• [What you should do]
Set every line of the listing down again, keeping it identical.

• [Data for the task]

* * *

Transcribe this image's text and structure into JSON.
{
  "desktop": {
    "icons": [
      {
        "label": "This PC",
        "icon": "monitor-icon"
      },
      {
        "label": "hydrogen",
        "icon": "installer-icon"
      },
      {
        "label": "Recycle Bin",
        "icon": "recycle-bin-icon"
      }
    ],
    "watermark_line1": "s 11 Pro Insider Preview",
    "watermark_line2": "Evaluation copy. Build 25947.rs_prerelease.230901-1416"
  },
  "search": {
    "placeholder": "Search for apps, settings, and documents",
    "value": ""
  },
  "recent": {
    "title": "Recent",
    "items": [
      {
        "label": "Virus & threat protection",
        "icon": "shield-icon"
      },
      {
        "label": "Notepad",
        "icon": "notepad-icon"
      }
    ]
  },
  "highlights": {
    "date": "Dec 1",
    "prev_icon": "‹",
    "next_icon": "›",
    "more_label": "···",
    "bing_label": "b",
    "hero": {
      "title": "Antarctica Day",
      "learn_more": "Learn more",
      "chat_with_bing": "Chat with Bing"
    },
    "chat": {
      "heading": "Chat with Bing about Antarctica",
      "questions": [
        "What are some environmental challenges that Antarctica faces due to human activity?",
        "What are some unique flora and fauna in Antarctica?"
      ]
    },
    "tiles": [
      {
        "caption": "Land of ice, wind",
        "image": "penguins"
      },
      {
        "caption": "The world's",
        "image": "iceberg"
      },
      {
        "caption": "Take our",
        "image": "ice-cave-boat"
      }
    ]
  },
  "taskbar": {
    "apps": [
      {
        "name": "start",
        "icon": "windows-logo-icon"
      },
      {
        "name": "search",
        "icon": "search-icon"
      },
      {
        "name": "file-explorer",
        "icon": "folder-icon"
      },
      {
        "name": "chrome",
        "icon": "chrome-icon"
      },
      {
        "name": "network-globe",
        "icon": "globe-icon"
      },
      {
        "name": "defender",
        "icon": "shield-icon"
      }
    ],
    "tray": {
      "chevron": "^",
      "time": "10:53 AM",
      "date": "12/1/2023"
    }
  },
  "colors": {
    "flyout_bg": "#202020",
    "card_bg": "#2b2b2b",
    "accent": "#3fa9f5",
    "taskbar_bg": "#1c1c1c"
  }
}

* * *

• [Reply to the exercise]
Transcribe this image's text and structure into JSON.
{
  "desktop": {
    "icons": [
      {
        "label": "This PC",
        "icon": "monitor-icon"
      },
      {
        "label": "hydrogen",
        "icon": "installer-icon"
      },
      {
        "label": "Recycle Bin",
        "icon": "recycle-bin-icon"
      }
    ],
    "watermark_line1": "s 11 Pro Insider Preview",
    "watermark_line2": "Evaluation copy. Build 25947.rs_prerelease.230901-1416"
  },
  "search": {
    "placeholder": "Search for apps, settings, and documents",
    "value": ""
  },
  "recent": {
    "title": "Recent",
    "items": [
      {
        "label": "Virus & threat protection",
        "icon": "shield-icon"
      },
      {
        "label": "Notepad",
        "icon": "notepad-icon"
      }
    ]
  },
  "highlights": {
    "date": "Dec 1",
    "prev_icon": "‹",
    "next_icon": "›",
    "more_label": "···",
    "bing_label": "b",
    "hero": {
      "title": "Antarctica Day",
      "learn_more": "Learn more",
      "chat_with_bing": "Chat with Bing"
    },
    "chat": {
      "heading": "Chat with Bing about Antarctica",
      "questions": [
        "What are some environmental challenges that Antarctica faces due to human activity?",
        "What are some unique flora and fauna in Antarctica?"
      ]
    },
    "tiles": [
      {
        "caption": "Land of ice, wind",
        "image": "penguins"
      },
      {
        "caption": "The world's",
        "image": "iceberg"
      },
      {
        "caption": "Take our",
        "image": "ice-cave-boat"
      }
    ]
  },
  "taskbar": {
    "apps": [
      {
        "name": "start",
        "icon": "windows-logo-icon"
      },
      {
        "name": "search",
        "icon": "search-icon"
      },
      {
        "name": "file-explorer",
        "icon": "folder-icon"
      },
      {
        "name": "chrome",
        "icon": "chrome-icon"
      },
      {
        "name": "network-globe",
        "icon": "globe-icon"
      },
      {
        "name": "defender",
        "icon": "shield-icon"
      }
    ],
    "tray": {
      "chevron": "^",
      "time": "10:53 AM",
      "date": "12/1/2023"
    }
  },
  "colors": {
    "flyout_bg": "#202020",
    "card_bg": "#2b2b2b",
    "accent": "#3fa9f5",
    "taskbar_bg": "#1c1c1c"
  }
}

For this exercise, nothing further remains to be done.